◆ EXERCISE INSTRUCTIONS:
What lines in the data below mention the string "https"? Copy them out.

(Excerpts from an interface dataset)
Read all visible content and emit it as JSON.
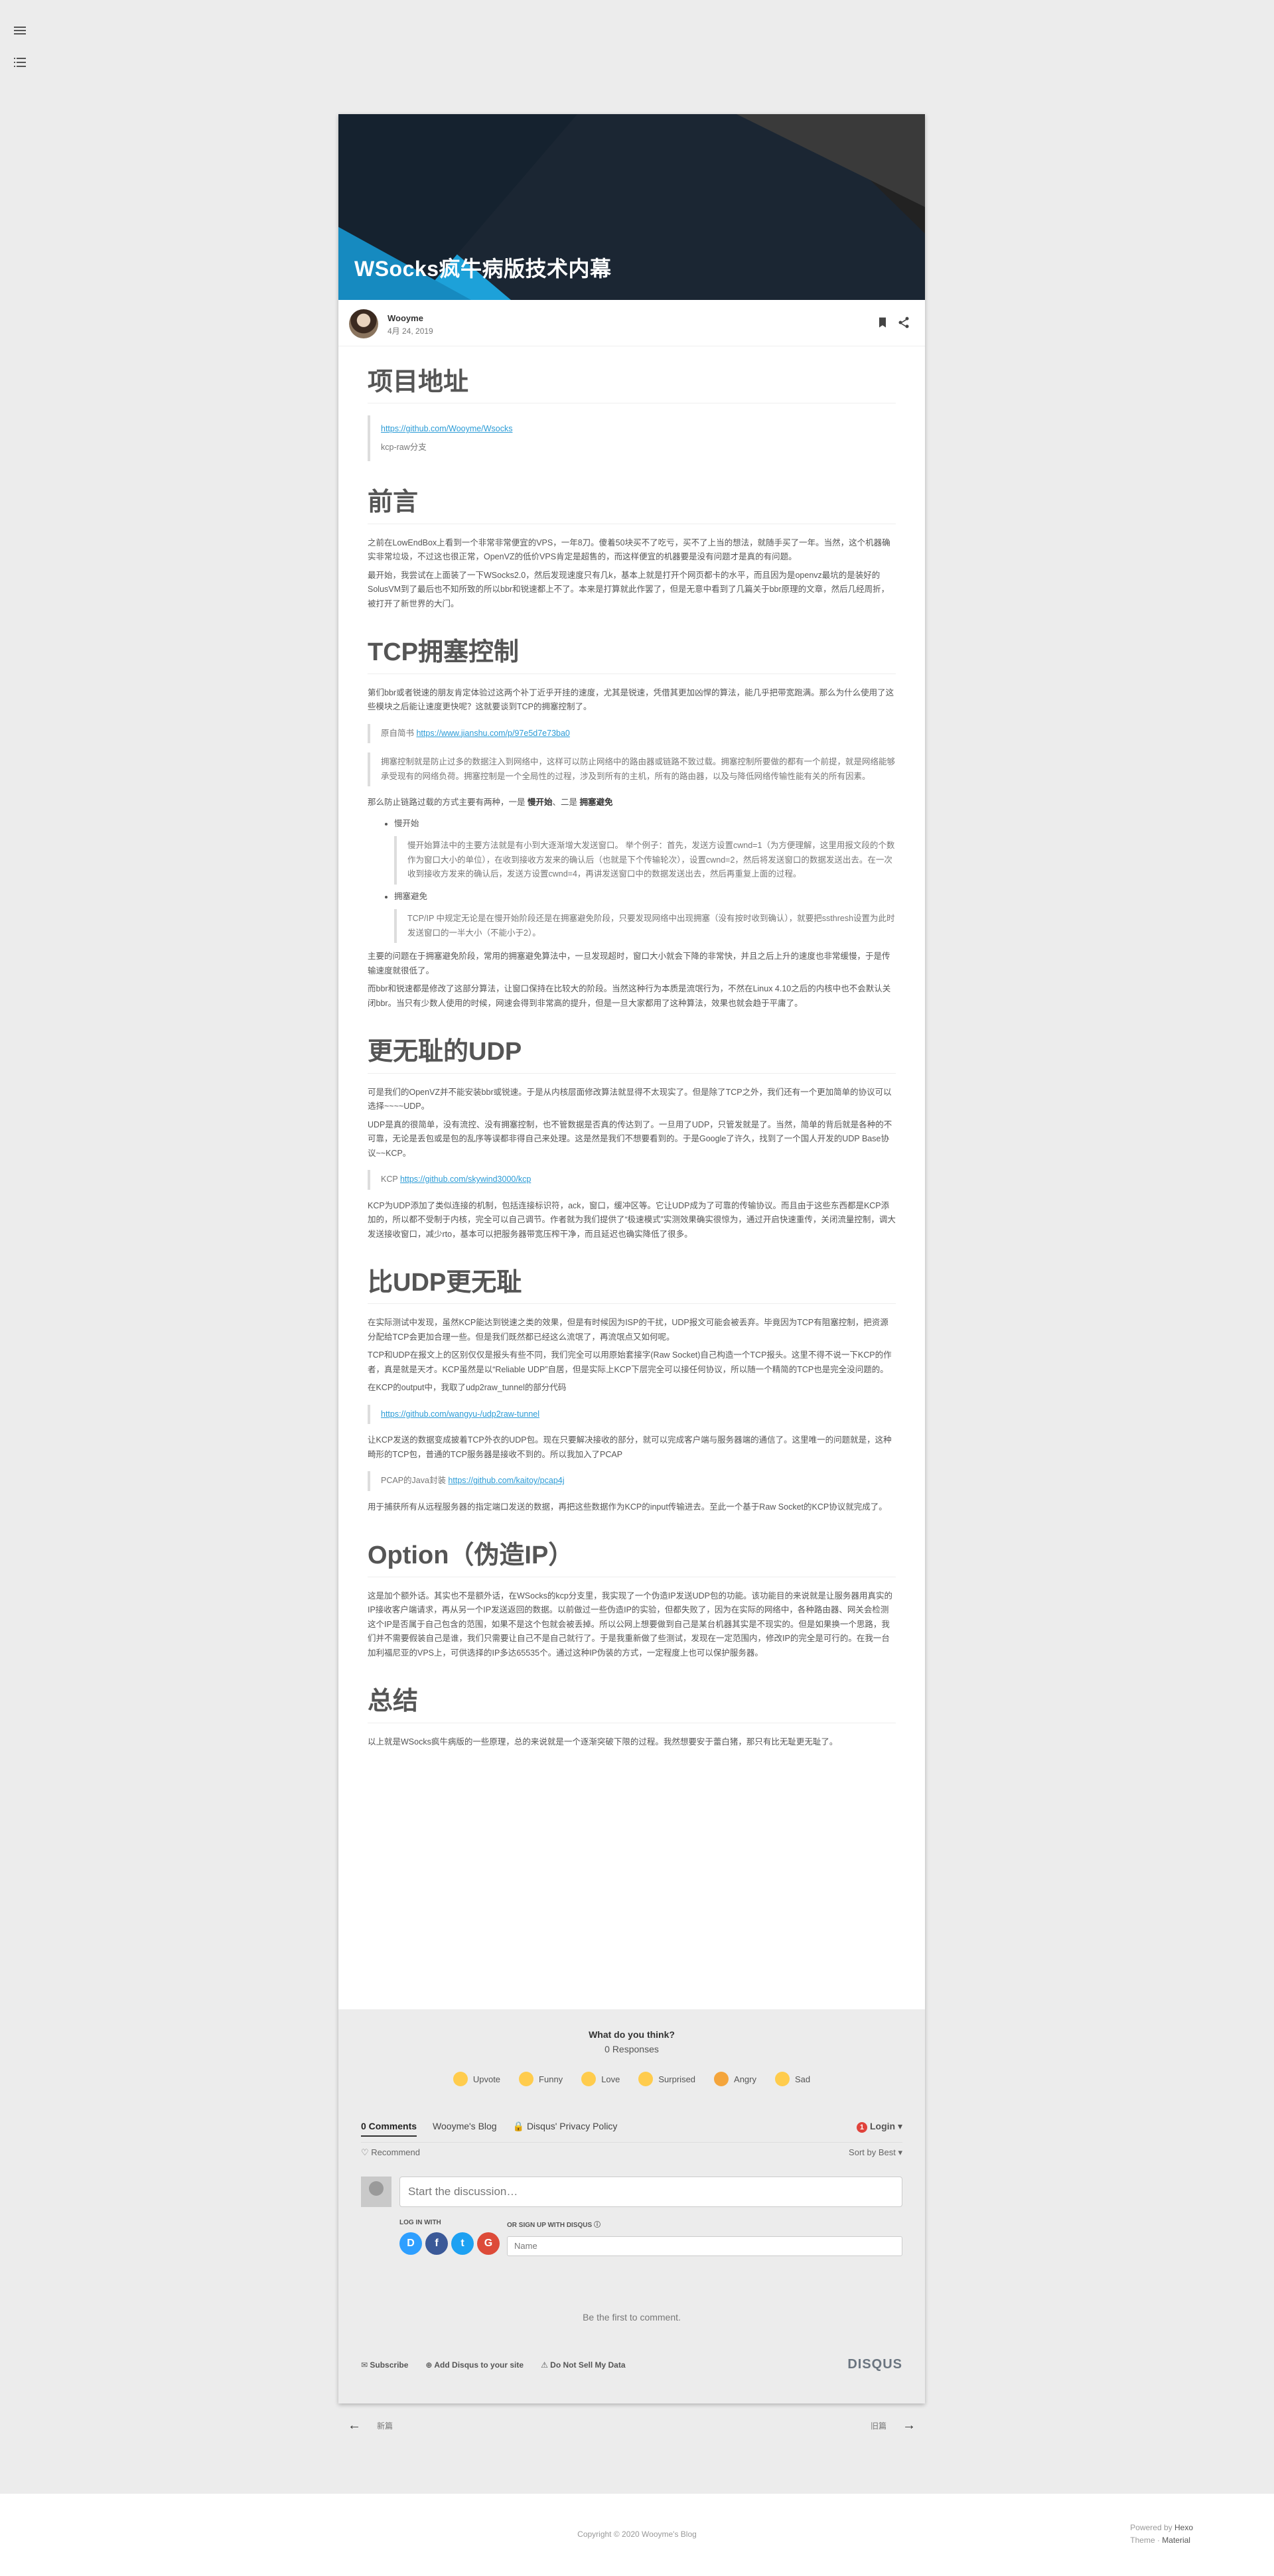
{
  "post": {
    "title": "WSocks疯牛病版技术内幕",
    "author": "Wooyme",
    "date": "4月 24, 2019"
  },
  "sections": {
    "s1": {
      "heading": "项目地址",
      "link": "https://github.com/Wooyme/Wsocks",
      "branch": "kcp-raw分支"
    },
    "s2": {
      "heading": "前言",
      "p1": "之前在LowEndBox上看到一个非常非常便宜的VPS，一年8刀。傻着50块买不了吃亏，买不了上当的想法，就随手买了一年。当然，这个机器确实非常垃圾，不过这也很正常，OpenVZ的低价VPS肯定是超售的，而这样便宜的机器要是没有问题才是真的有问题。",
      "p2": "最开始，我尝试在上面装了一下WSocks2.0，然后发现速度只有几k，基本上就是打开个网页都卡的水平，而且因为是openvz最坑的是装好的SolusVM到了最后也不知所致的所以bbr和锐速都上不了。本来是打算就此作罢了，但是无意中看到了几篇关于bbr原理的文章，然后几经周折，被打开了新世界的大门。"
    },
    "s3": {
      "heading": "TCP拥塞控制",
      "p1": "第们bbr或者锐速的朋友肯定体验过这两个补丁近乎开挂的速度，尤其是锐速，凭借其更加凶悍的算法，能几乎把带宽跑满。那么为什么使用了这些模块之后能让速度更快呢？这就要谈到TCP的拥塞控制了。",
      "quote1_prefix": "原自简书 ",
      "quote1_link": "https://www.jianshu.com/p/97e5d7e73ba0",
      "quote2": "拥塞控制就是防止过多的数据注入到网络中，这样可以防止网络中的路由器或链路不致过载。拥塞控制所要做的都有一个前提，就是网络能够承受现有的网络负荷。拥塞控制是一个全局性的过程，涉及到所有的主机，所有的路由器，以及与降低网络传输性能有关的所有因素。",
      "p2_pre": "那么防止链路过载的方式主要有两种，一是 ",
      "p2_b1": "慢开始",
      "p2_mid": "、二是 ",
      "p2_b2": "拥塞避免",
      "li1_title": "慢开始",
      "li1_quote": "慢开始算法中的主要方法就是有小到大逐渐增大发送窗口。\n举个例子：首先，发送方设置cwnd=1（为方便理解，这里用报文段的个数作为窗口大小的单位），在收到接收方发来的确认后（也就是下个传输轮次），设置cwnd=2，然后将发送窗口的数据发送出去。在一次收到接收方发来的确认后，发送方设置cwnd=4，再讲发送窗口中的数据发送出去，然后再重复上面的过程。",
      "li2_title": "拥塞避免",
      "li2_quote": "TCP/IP 中规定无论是在慢开始阶段还是在拥塞避免阶段，只要发现网络中出现拥塞（没有按时收到确认），就要把ssthresh设置为此时发送窗口的一半大小（不能小于2）。",
      "p3": "主要的问题在于拥塞避免阶段，常用的拥塞避免算法中，一旦发现超时，窗口大小就会下降的非常快，并且之后上升的速度也非常缓慢，于是传输速度就很低了。",
      "p4": "而bbr和锐速都是修改了这部分算法，让窗口保持在比较大的阶段。当然这种行为本质是流氓行为，不然在Linux 4.10之后的内核中也不会默认关闭bbr。当只有少数人使用的时候，网速会得到非常高的提升，但是一旦大家都用了这种算法，效果也就会趋于平庸了。"
    },
    "s4": {
      "heading": "更无耻的UDP",
      "p1": "可是我们的OpenVZ并不能安装bbr或锐速。于是从内核层面修改算法就显得不太现实了。但是除了TCP之外，我们还有一个更加简单的协议可以选择~~~~UDP。",
      "p2": "UDP是真的很简单，没有流控、没有拥塞控制，也不管数据是否真的传达到了。一旦用了UDP，只管发就是了。当然，简单的背后就是各种的不可靠，无论是丢包或是包的乱序等误都非得自己来处理。这是然是我们不想要看到的。于是Google了许久，找到了一个国人开发的UDP Base协议~~KCP。",
      "quote_prefix": "KCP ",
      "quote_link": "https://github.com/skywind3000/kcp",
      "p3": "KCP为UDP添加了类似连接的机制，包括连接标识符，ack，窗口，缓冲区等。它让UDP成为了可靠的传输协议。而且由于这些东西都是KCP添加的，所以都不受制于内核，完全可以自己调节。作者就为我们提供了“极速模式”实测效果确实很惊为，通过开启快速重传，关闭流量控制，调大发送接收窗口，减少rto，基本可以把服务器带宽压榨干净，而且延迟也确实降低了很多。"
    },
    "s5": {
      "heading": "比UDP更无耻",
      "p1": "在实际测试中发现，虽然KCP能达到锐速之类的效果，但是有时候因为ISP的干扰，UDP报文可能会被丢弃。毕竟因为TCP有阻塞控制，把资源分配给TCP会更加合理一些。但是我们既然都已经这么流氓了，再流氓点又如何呢。",
      "p2": "TCP和UDP在报文上的区别仅仅是报头有些不同，我们完全可以用原始套接字(Raw Socket)自己构造一个TCP报头。这里不得不说一下KCP的作者，真是就是天才。KCP虽然是以“Reliable UDP”自居，但是实际上KCP下层完全可以接任何协议，所以随一个精简的TCP也是完全没问题的。",
      "p3": "在KCP的output中，我取了udp2raw_tunnel的部分代码",
      "quote1_link": "https://github.com/wangyu-/udp2raw-tunnel",
      "p4": "让KCP发送的数据变成披着TCP外衣的UDP包。现在只要解决接收的部分，就可以完成客户端与服务器端的通信了。这里唯一的问题就是，这种畸形的TCP包，普通的TCP服务器是接收不到的。所以我加入了PCAP",
      "quote2_prefix": "PCAP的Java封装 ",
      "quote2_link": "https://github.com/kaitoy/pcap4j",
      "p5": "用于捕获所有从远程服务器的指定端口发送的数据，再把这些数据作为KCP的input传输进去。至此一个基于Raw Socket的KCP协议就完成了。"
    },
    "s6": {
      "heading": "Option（伪造IP）",
      "p1": "这是加个额外话。其实也不是额外话，在WSocks的kcp分支里，我实现了一个伪造IP发送UDP包的功能。该功能目的来说就是让服务器用真实的IP接收客户端请求，再从另一个IP发送返回的数据。以前做过一些伪造IP的实验，但都失败了，因为在实际的网络中，各种路由器、网关会检测这个IP是否属于自己包含的范围，如果不是这个包就会被丢掉。所以公网上想要做到自己是某台机器其实是不现实的。但是如果换一个思路，我们并不需要假装自己是谁，我们只需要让自己不是自己就行了。于是我重新做了些测试，发现在一定范围内，修改IP的完全是可行的。在我一台加利福尼亚的VPS上，可供选择的IP多达65535个。通过这种IP伪装的方式，一定程度上也可以保护服务器。"
    },
    "s7": {
      "heading": "总结",
      "p1": "以上就是WSocks疯牛病版的一些原理，总的来说就是一个逐渐突破下限的过程。我然想要安于蕾白猪，那只有比无耻更无耻了。"
    }
  },
  "disqus": {
    "question": "What do you think?",
    "responses": "0 Responses",
    "reactions": [
      {
        "label": "Upvote",
        "icon": "thumbs-up"
      },
      {
        "label": "Funny",
        "icon": "laughing-face"
      },
      {
        "label": "Love",
        "icon": "heart-eyes"
      },
      {
        "label": "Surprised",
        "icon": "surprised-face"
      },
      {
        "label": "Angry",
        "icon": "angry-face"
      },
      {
        "label": "Sad",
        "icon": "sad-face"
      }
    ],
    "tab_comments": "0 Comments",
    "tab_blog": "Wooyme's Blog",
    "tab_privacy": "Disqus' Privacy Policy",
    "login_badge": "1",
    "login": "Login",
    "recommend": "Recommend",
    "sort": "Sort by Best",
    "placeholder": "Start the discussion…",
    "log_in_with": "LOG IN WITH",
    "signup": "OR SIGN UP WITH DISQUS",
    "name_placeholder": "Name",
    "social": [
      "D",
      "f",
      "t",
      "G"
    ],
    "first": "Be the first to comment.",
    "subscribe": "Subscribe",
    "add_disqus": "Add Disqus to your site",
    "dnsmpi": "Do Not Sell My Data",
    "brand": "DISQUS"
  },
  "nav": {
    "prev": "新篇",
    "next": "旧篇"
  },
  "footer": {
    "copyright": "Copyright © 2020 Wooyme's Blog",
    "powered_by": "Powered by",
    "powered_name": "Hexo",
    "theme_label": "Theme",
    "theme_name": "Material"
  }
}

◆ WRITTEN REPLY:
      "link": "https://github.com/Wooyme/Wsocks",
      "quote1_link": "https://www.jianshu.com/p/97e5d7e73ba0",
      "quote_link": "https://github.com/skywind3000/kcp",
      "quote1_link": "https://github.com/wangyu-/udp2raw-tunnel",
      "quote2_link": "https://github.com/kaitoy/pcap4j",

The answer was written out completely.